Translation:The teachers would have represented the parents, too.
Interesting. In English, though, I'm not sure I'd use "cover for someone" in quite that sense--that is, of formally substituting for someone. I'd be more likely to use it to represent a quick ad hoc action--"Can you cover for me while I run to the store?"
Of course, context is everything, and we have no context here. Still, I can't think of an instance in which someone would say "The teachers would cover for the parents."

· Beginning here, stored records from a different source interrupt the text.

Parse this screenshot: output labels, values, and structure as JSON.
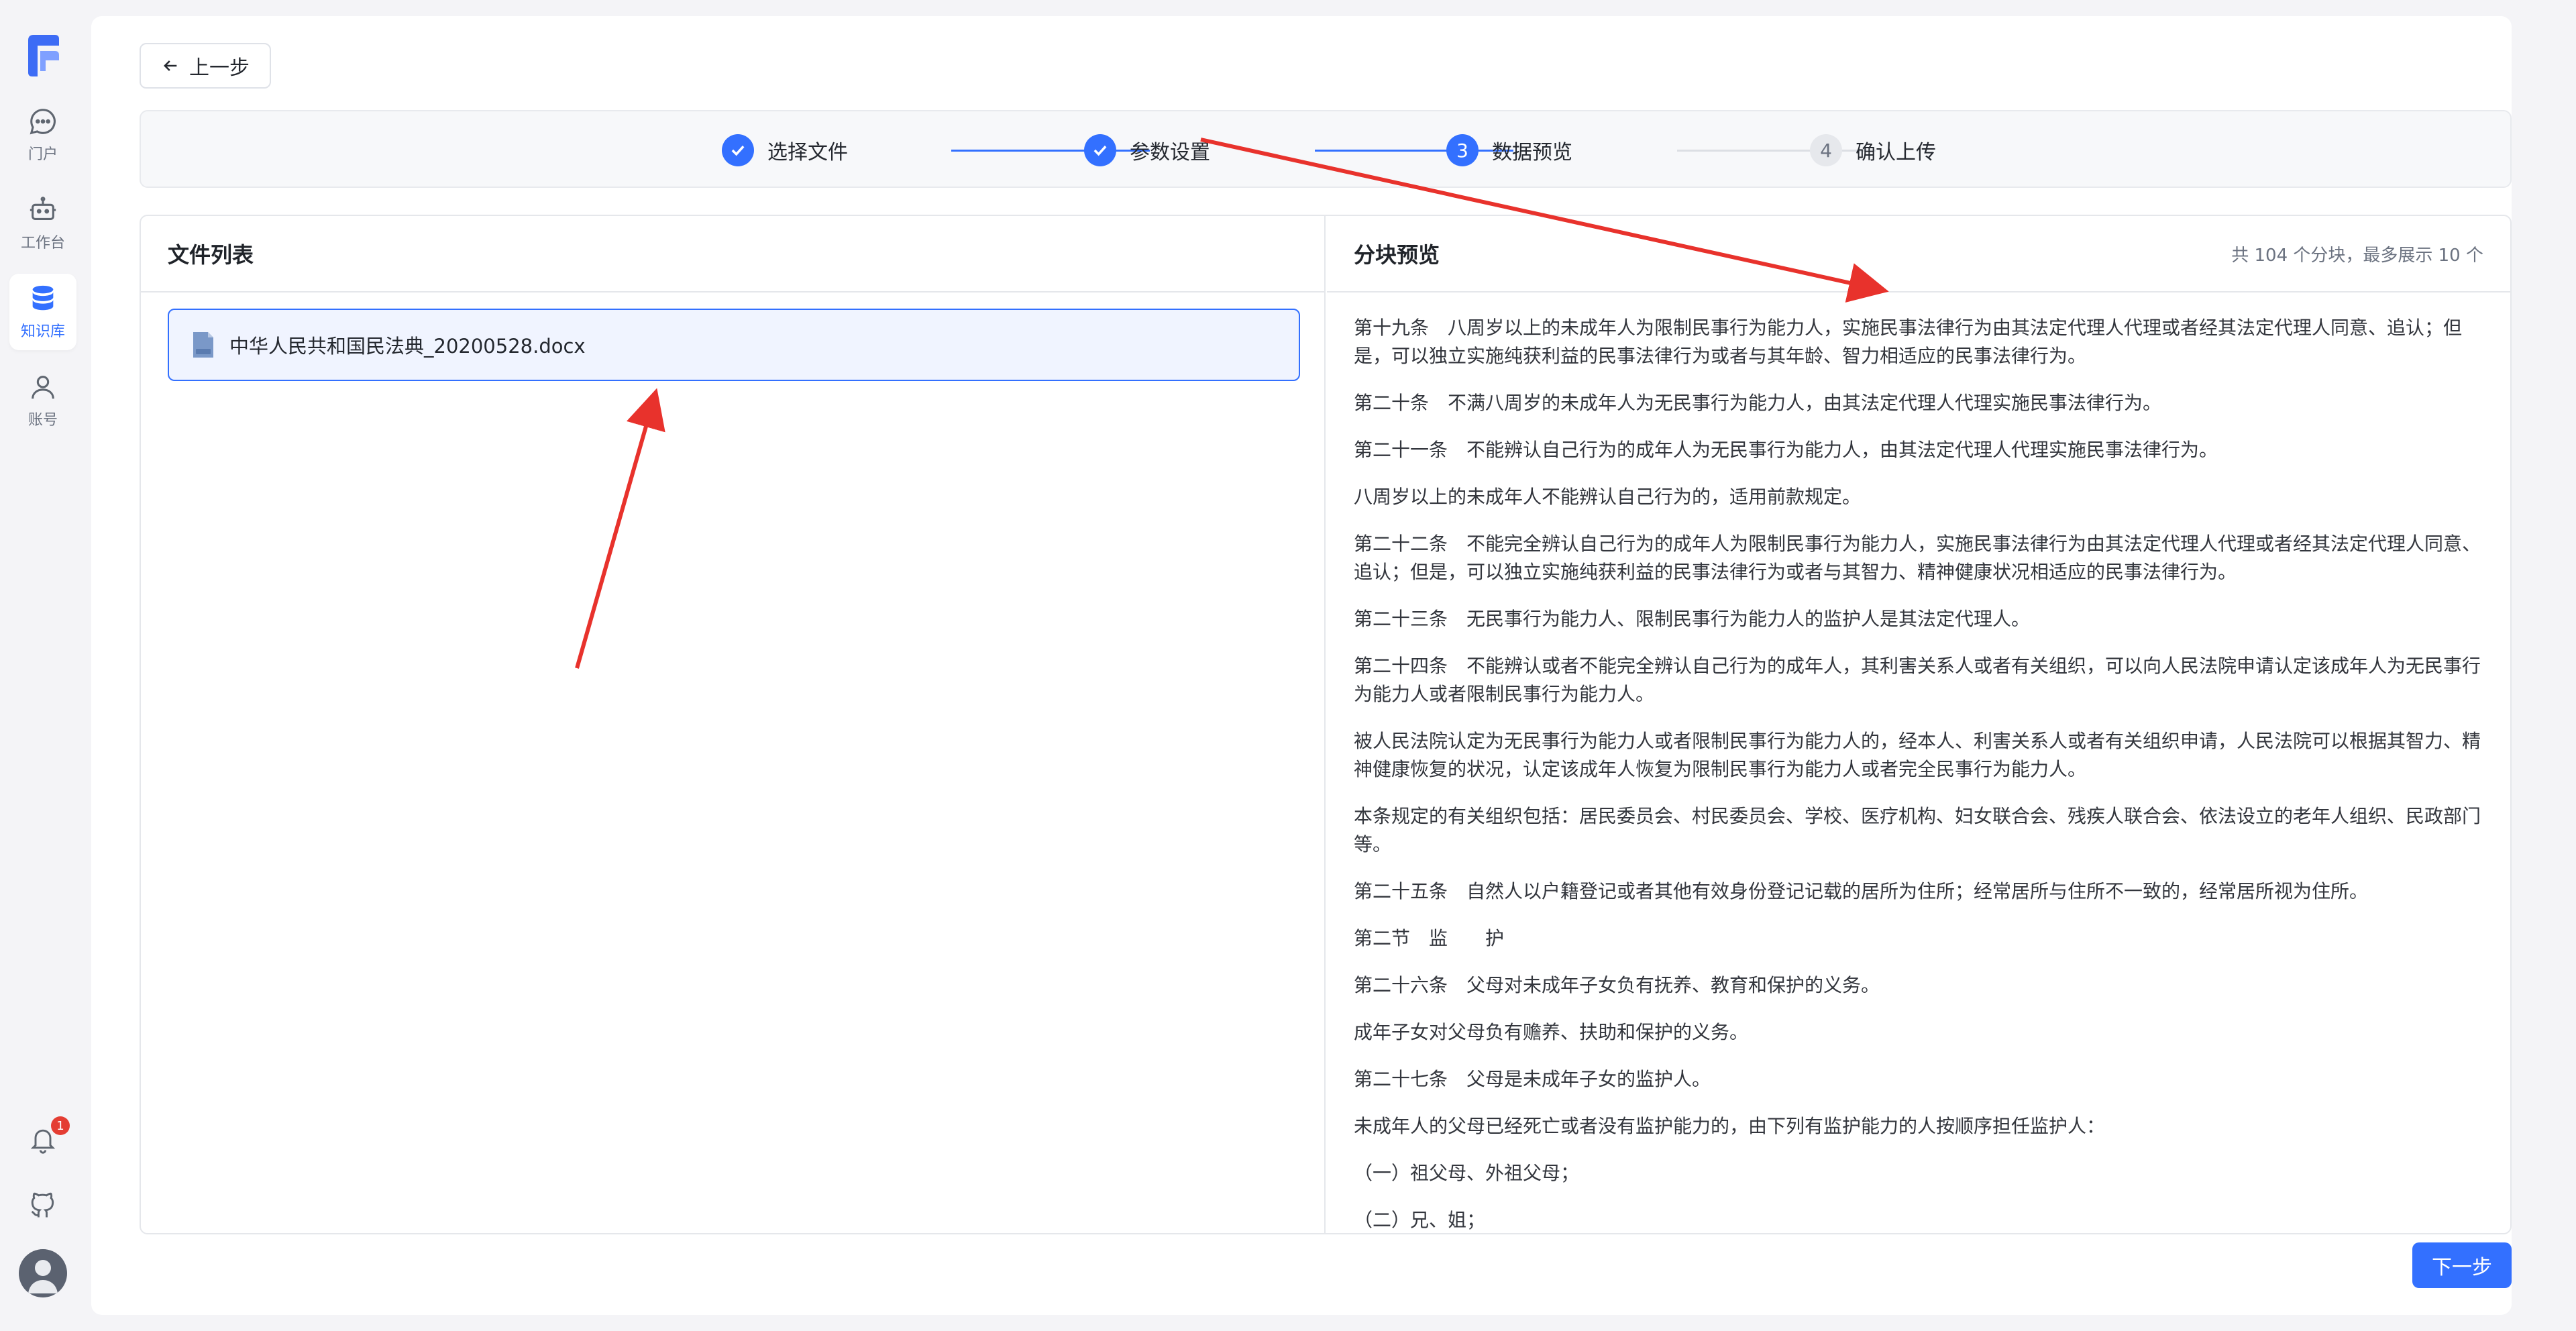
{
  "sidebar": {
    "items": [
      {
        "label": "门户",
        "icon": "chat-bubble-icon"
      },
      {
        "label": "工作台",
        "icon": "robot-icon"
      },
      {
        "label": "知识库",
        "icon": "database-icon",
        "active": true
      },
      {
        "label": "账号",
        "icon": "user-icon"
      }
    ],
    "notification_count": "1"
  },
  "toolbar": {
    "back_label": "上一步",
    "next_label": "下一步"
  },
  "stepper": {
    "steps": [
      {
        "label": "选择文件",
        "state": "done"
      },
      {
        "label": "参数设置",
        "state": "done"
      },
      {
        "label": "数据预览",
        "number": "3",
        "state": "current"
      },
      {
        "label": "确认上传",
        "number": "4",
        "state": "pending"
      }
    ]
  },
  "file_list": {
    "title": "文件列表",
    "files": [
      {
        "name": "中华人民共和国民法典_20200528.docx",
        "icon": "doc-file-icon"
      }
    ]
  },
  "chunk_preview": {
    "title": "分块预览",
    "meta": "共 104 个分块，最多展示 10 个",
    "paragraphs": [
      "第十九条　八周岁以上的未成年人为限制民事行为能力人，实施民事法律行为由其法定代理人代理或者经其法定代理人同意、追认；但是，可以独立实施纯获利益的民事法律行为或者与其年龄、智力相适应的民事法律行为。",
      "第二十条　不满八周岁的未成年人为无民事行为能力人，由其法定代理人代理实施民事法律行为。",
      "第二十一条　不能辨认自己行为的成年人为无民事行为能力人，由其法定代理人代理实施民事法律行为。",
      "八周岁以上的未成年人不能辨认自己行为的，适用前款规定。",
      "第二十二条　不能完全辨认自己行为的成年人为限制民事行为能力人，实施民事法律行为由其法定代理人代理或者经其法定代理人同意、追认；但是，可以独立实施纯获利益的民事法律行为或者与其智力、精神健康状况相适应的民事法律行为。",
      "第二十三条　无民事行为能力人、限制民事行为能力人的监护人是其法定代理人。",
      "第二十四条　不能辨认或者不能完全辨认自己行为的成年人，其利害关系人或者有关组织，可以向人民法院申请认定该成年人为无民事行为能力人或者限制民事行为能力人。",
      "被人民法院认定为无民事行为能力人或者限制民事行为能力人的，经本人、利害关系人或者有关组织申请，人民法院可以根据其智力、精神健康恢复的状况，认定该成年人恢复为限制民事行为能力人或者完全民事行为能力人。",
      "本条规定的有关组织包括：居民委员会、村民委员会、学校、医疗机构、妇女联合会、残疾人联合会、依法设立的老年人组织、民政部门等。",
      "第二十五条　自然人以户籍登记或者其他有效身份登记记载的居所为住所；经常居所与住所不一致的，经常居所视为住所。",
      "第二节　监　　护",
      "第二十六条　父母对未成年子女负有抚养、教育和保护的义务。",
      "成年子女对父母负有赡养、扶助和保护的义务。",
      "第二十七条　父母是未成年子女的监护人。",
      "未成年人的父母已经死亡或者没有监护能力的，由下列有监护能力的人按顺序担任监护人：",
      "（一）祖父母、外祖父母；",
      "（二）兄、姐；"
    ]
  },
  "colors": {
    "accent": "#3370ff",
    "annotation": "#e8322c",
    "badge": "#e43d33"
  }
}
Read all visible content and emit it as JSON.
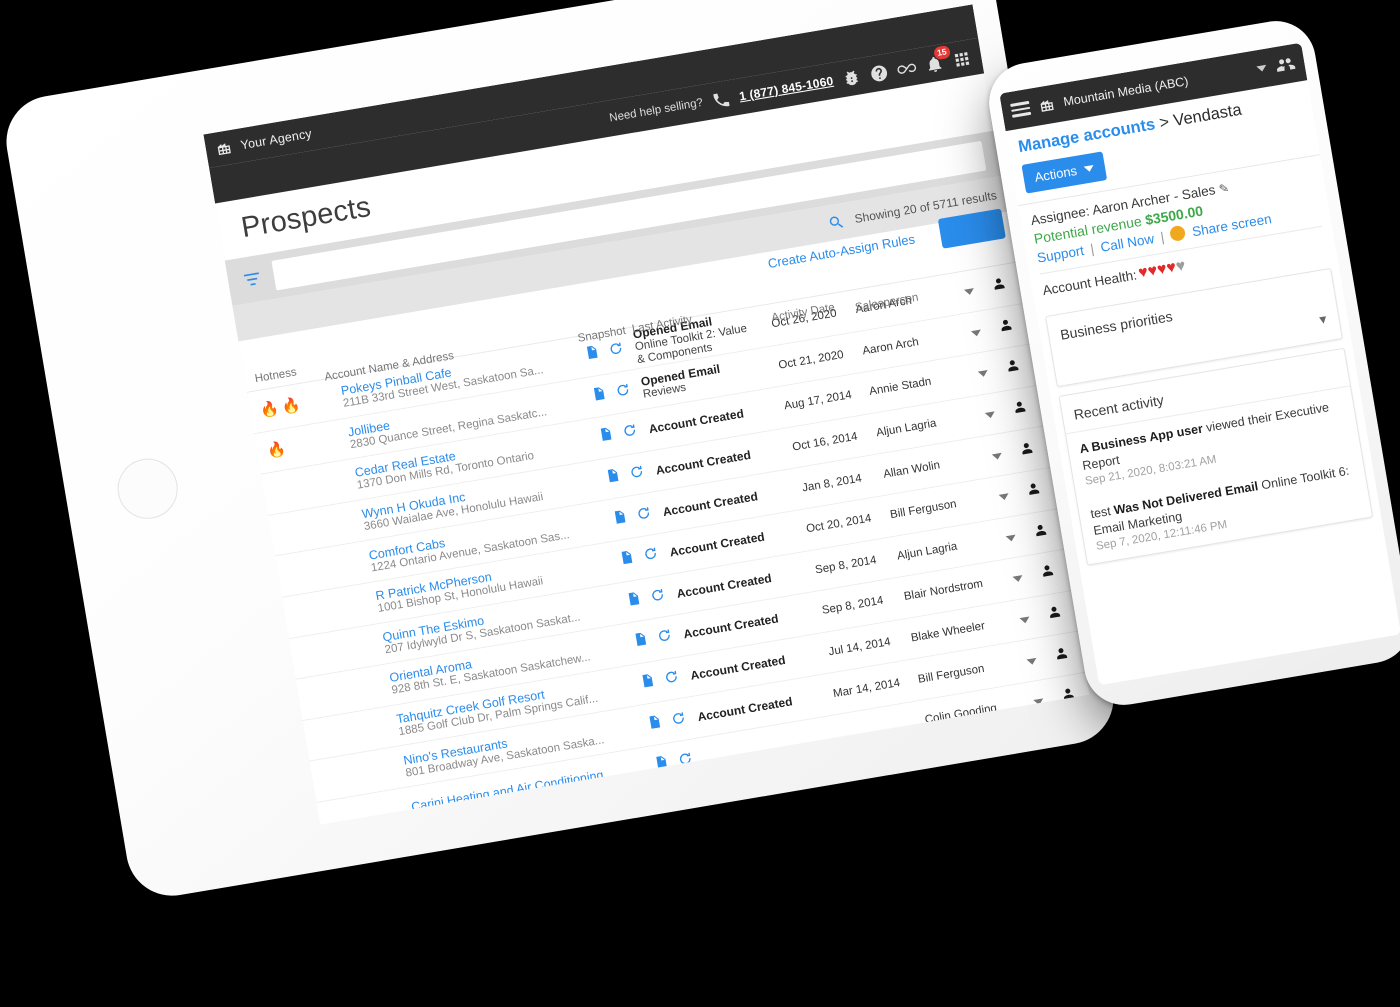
{
  "tablet": {
    "topbar": {
      "building_icon": "building-icon",
      "agency_name": "Your Agency"
    },
    "helpbar": {
      "need_help": "Need help selling?",
      "phone_icon": "phone-icon",
      "phone_number": "1 (877) 845-1060",
      "icons": [
        "bug-icon",
        "help-icon",
        "infinity-icon",
        "bell-icon",
        "grid-apps-icon"
      ],
      "bell_badge": "15"
    },
    "page_title": "Prospects",
    "filter_icon": "filter-icon",
    "search": {
      "icon": "search-icon",
      "value": "",
      "placeholder": ""
    },
    "showing_text": "Showing 20 of 5711 results",
    "auto_assign_link": "Create Auto-Assign Rules",
    "columns": {
      "hotness": "Hotness",
      "name": "Account Name & Address",
      "snapshot": "Snapshot",
      "last_activity": "Last Activity",
      "activity_date": "Activity Date",
      "salesperson": "Salesperson"
    },
    "rows": [
      {
        "flames": 2,
        "name": "Pokeys Pinball Cafe",
        "address": "211B 33rd Street West, Saskatoon Sa...",
        "activity_title": "Opened Email",
        "activity_sub": "Online Toolkit 2: Value & Components",
        "date": "Oct 26, 2020",
        "salesperson": "Aaron Arch"
      },
      {
        "flames": 1,
        "name": "Jollibee",
        "address": "2830 Quance Street, Regina Saskatc...",
        "activity_title": "Opened Email",
        "activity_sub": "Reviews",
        "date": "Oct 21, 2020",
        "salesperson": "Aaron Arch"
      },
      {
        "flames": 0,
        "name": "Cedar Real Estate",
        "address": "1370 Don Mills Rd, Toronto Ontario",
        "activity_title": "Account Created",
        "activity_sub": "",
        "date": "Aug 17, 2014",
        "salesperson": "Annie Stadn"
      },
      {
        "flames": 0,
        "name": "Wynn H Okuda Inc",
        "address": "3660 Waialae Ave, Honolulu Hawaii",
        "activity_title": "Account Created",
        "activity_sub": "",
        "date": "Oct 16, 2014",
        "salesperson": "Aljun Lagria"
      },
      {
        "flames": 0,
        "name": "Comfort Cabs",
        "address": "1224 Ontario Avenue, Saskatoon Sas...",
        "activity_title": "Account Created",
        "activity_sub": "",
        "date": "Jan 8, 2014",
        "salesperson": "Allan Wolin"
      },
      {
        "flames": 0,
        "name": "R Patrick McPherson",
        "address": "1001 Bishop St, Honolulu Hawaii",
        "activity_title": "Account Created",
        "activity_sub": "",
        "date": "Oct 20, 2014",
        "salesperson": "Bill Ferguson"
      },
      {
        "flames": 0,
        "name": "Quinn The Eskimo",
        "address": "207 Idylwyld Dr S, Saskatoon Saskat...",
        "activity_title": "Account Created",
        "activity_sub": "",
        "date": "Sep 8, 2014",
        "salesperson": "Aljun Lagria"
      },
      {
        "flames": 0,
        "name": "Oriental Aroma",
        "address": "928 8th St. E, Saskatoon Saskatchew...",
        "activity_title": "Account Created",
        "activity_sub": "",
        "date": "Sep 8, 2014",
        "salesperson": "Blair Nordstrom"
      },
      {
        "flames": 0,
        "name": "Tahquitz Creek Golf Resort",
        "address": "1885 Golf Club Dr, Palm Springs Calif...",
        "activity_title": "Account Created",
        "activity_sub": "",
        "date": "Jul 14, 2014",
        "salesperson": "Blake Wheeler"
      },
      {
        "flames": 0,
        "name": "Nino's Restaurants",
        "address": "801 Broadway Ave, Saskatoon Saska...",
        "activity_title": "Account Created",
        "activity_sub": "",
        "date": "Mar 14, 2014",
        "salesperson": "Bill Ferguson"
      },
      {
        "flames": 0,
        "name": "Carini Heating and Air Conditioning,",
        "address": "",
        "activity_title": "",
        "activity_sub": "",
        "date": "",
        "salesperson": "Colin Gooding"
      }
    ]
  },
  "phone": {
    "topbar": {
      "menu_icon": "hamburger-menu-icon",
      "building_icon": "building-icon",
      "account_name": "Mountain Media (ABC)",
      "dropdown_icon": "chevron-down-icon",
      "people_icon": "people-icon"
    },
    "breadcrumb": {
      "link": "Manage accounts",
      "separator": ">",
      "current": "Vendasta"
    },
    "actions_button": "Actions",
    "assignee_label": "Assignee:",
    "assignee_name": "Aaron Archer - Sales",
    "edit_icon": "pencil-icon",
    "revenue_label": "Potential revenue",
    "revenue_amount": "$3500.00",
    "support_link": "Support",
    "call_now_link": "Call Now",
    "share_screen_link": "Share screen",
    "share_icon": "share-screen-icon",
    "health_label": "Account Health:",
    "health_filled": 4,
    "health_total": 5,
    "business_priorities": "Business priorities",
    "recent_activity_title": "Recent activity",
    "activities": [
      {
        "bold_lead": "A Business App user",
        "text": " viewed their Executive Report",
        "time": "Sep 21, 2020, 8:03:21 AM"
      },
      {
        "pre": "test ",
        "bold_lead": "Was Not Delivered Email",
        "text": " Online Toolkit 6: Email Marketing",
        "time": "Sep 7, 2020, 12:11:46 PM"
      }
    ]
  },
  "colors": {
    "accent_blue": "#2a8ceb",
    "dark_header": "#2d2d2d",
    "flame_red": "#e8192c",
    "revenue_green": "#3ea84b",
    "heart_red": "#e02b2b",
    "badge_red": "#e53935"
  }
}
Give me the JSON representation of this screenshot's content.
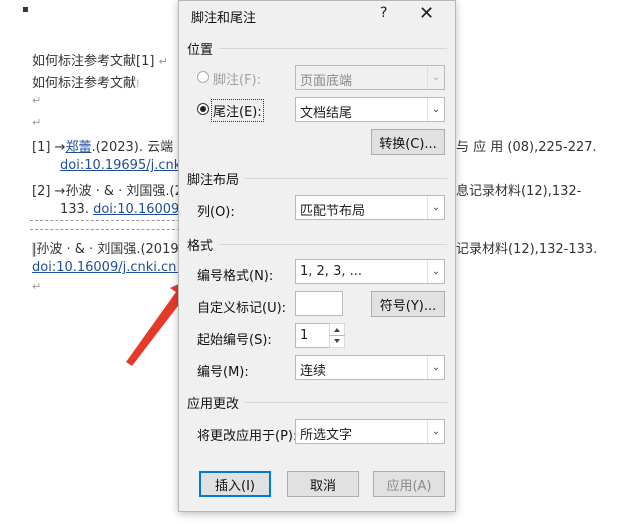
{
  "document": {
    "lines": [
      "如何标注参考文献[1]",
      "如何标注参考文献",
      "[1] →",
      "郑蕾",
      ".(2023). 云端",
      "doi:10.19695/j.cnki.c",
      "[2] →孙波 · & · 刘国强.(20",
      "133.",
      "doi:10.16009/j.",
      "孙波 · & · 刘国强.(2019).",
      "doi:10.16009/j.cnki.cn13-",
      "与 应 用 (08),225-227.",
      "息记录材料(12),132-",
      "记录材料(12),132-133."
    ],
    "para_mark": "↵"
  },
  "dialog": {
    "title": "脚注和尾注",
    "help": "?",
    "close": "✕",
    "position_section": "位置",
    "footnote_label": "脚注(F):",
    "footnote_value": "页面底端",
    "endnote_label": "尾注(E):",
    "endnote_value": "文档结尾",
    "convert_button": "转换(C)...",
    "layout_section": "脚注布局",
    "columns_label": "列(O):",
    "columns_value": "匹配节布局",
    "format_section": "格式",
    "number_format_label": "编号格式(N):",
    "number_format_value": "1, 2, 3, ...",
    "custom_mark_label": "自定义标记(U):",
    "custom_mark_value": "",
    "symbol_button": "符号(Y)...",
    "start_at_label": "起始编号(S):",
    "start_at_value": "1",
    "numbering_label": "编号(M):",
    "numbering_value": "连续",
    "apply_section": "应用更改",
    "apply_to_label": "将更改应用于(P):",
    "apply_to_value": "所选文字",
    "insert_button": "插入(I)",
    "cancel_button": "取消",
    "apply_button": "应用(A)"
  },
  "colors": {
    "accent": "#0078d7",
    "arrow": "#e53a2a"
  }
}
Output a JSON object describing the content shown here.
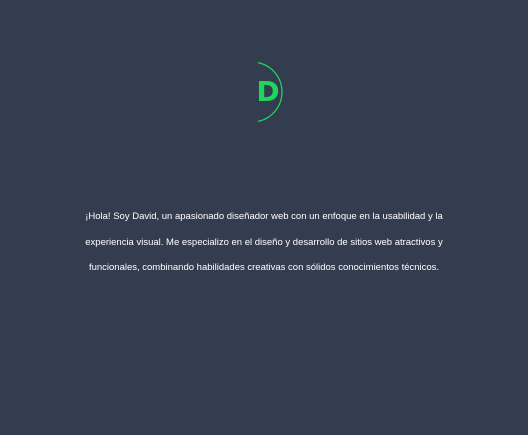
{
  "logo": {
    "letter": "D",
    "color": "#1dd65b"
  },
  "intro": {
    "text": "¡Hola! Soy David, un apasionado diseñador web con un enfoque en la usabilidad y la experiencia visual. Me especializo en el diseño y desarrollo de sitios web atractivos y funcionales, combinando habilidades creativas con sólidos conocimientos técnicos."
  },
  "colors": {
    "background": "#343c50",
    "accent": "#1dd65b",
    "text": "#ffffff"
  }
}
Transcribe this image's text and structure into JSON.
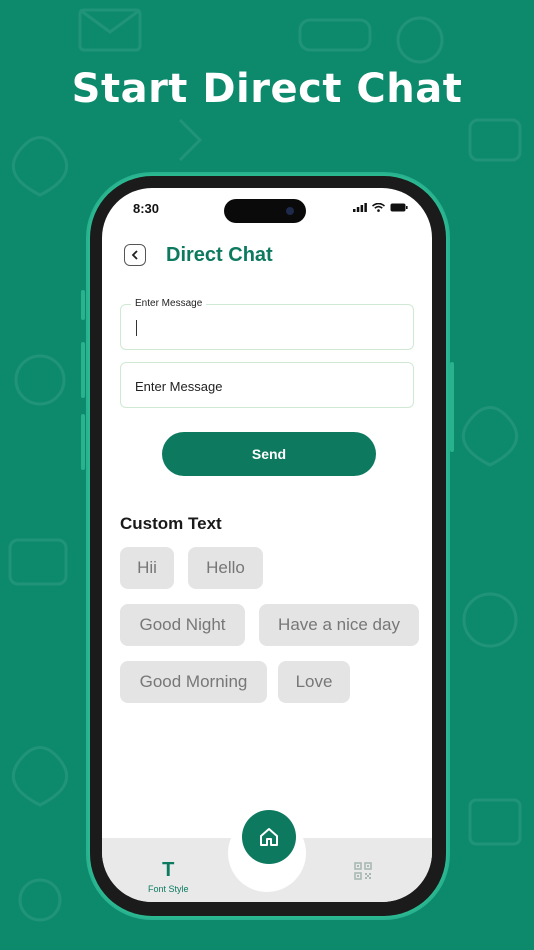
{
  "promo": {
    "headline": "Start Direct Chat"
  },
  "status_bar": {
    "time": "8:30"
  },
  "header": {
    "title": "Direct Chat"
  },
  "form": {
    "message_legend": "Enter Message",
    "message_value": "",
    "second_placeholder": "Enter Message",
    "send_label": "Send"
  },
  "custom_text": {
    "title": "Custom Text",
    "chips": [
      "Hii",
      "Hello",
      "Good Night",
      "Have a nice day",
      "Good Morning",
      "Love"
    ]
  },
  "bottom_nav": {
    "font_style_label": "Font Style",
    "font_style_glyph": "T",
    "icons": [
      "home-icon",
      "qr-code-icon"
    ]
  },
  "colors": {
    "brand": "#0d8a6c",
    "accent": "#0d7a60",
    "chip_bg": "#e4e4e4"
  }
}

We do have a concept of teachers acting "in loco parentis," that is, "in place of the parents," meaning they might have supervisory or disciplinary powers normally allotted parents, but I don't think one would use "cover for" in that case.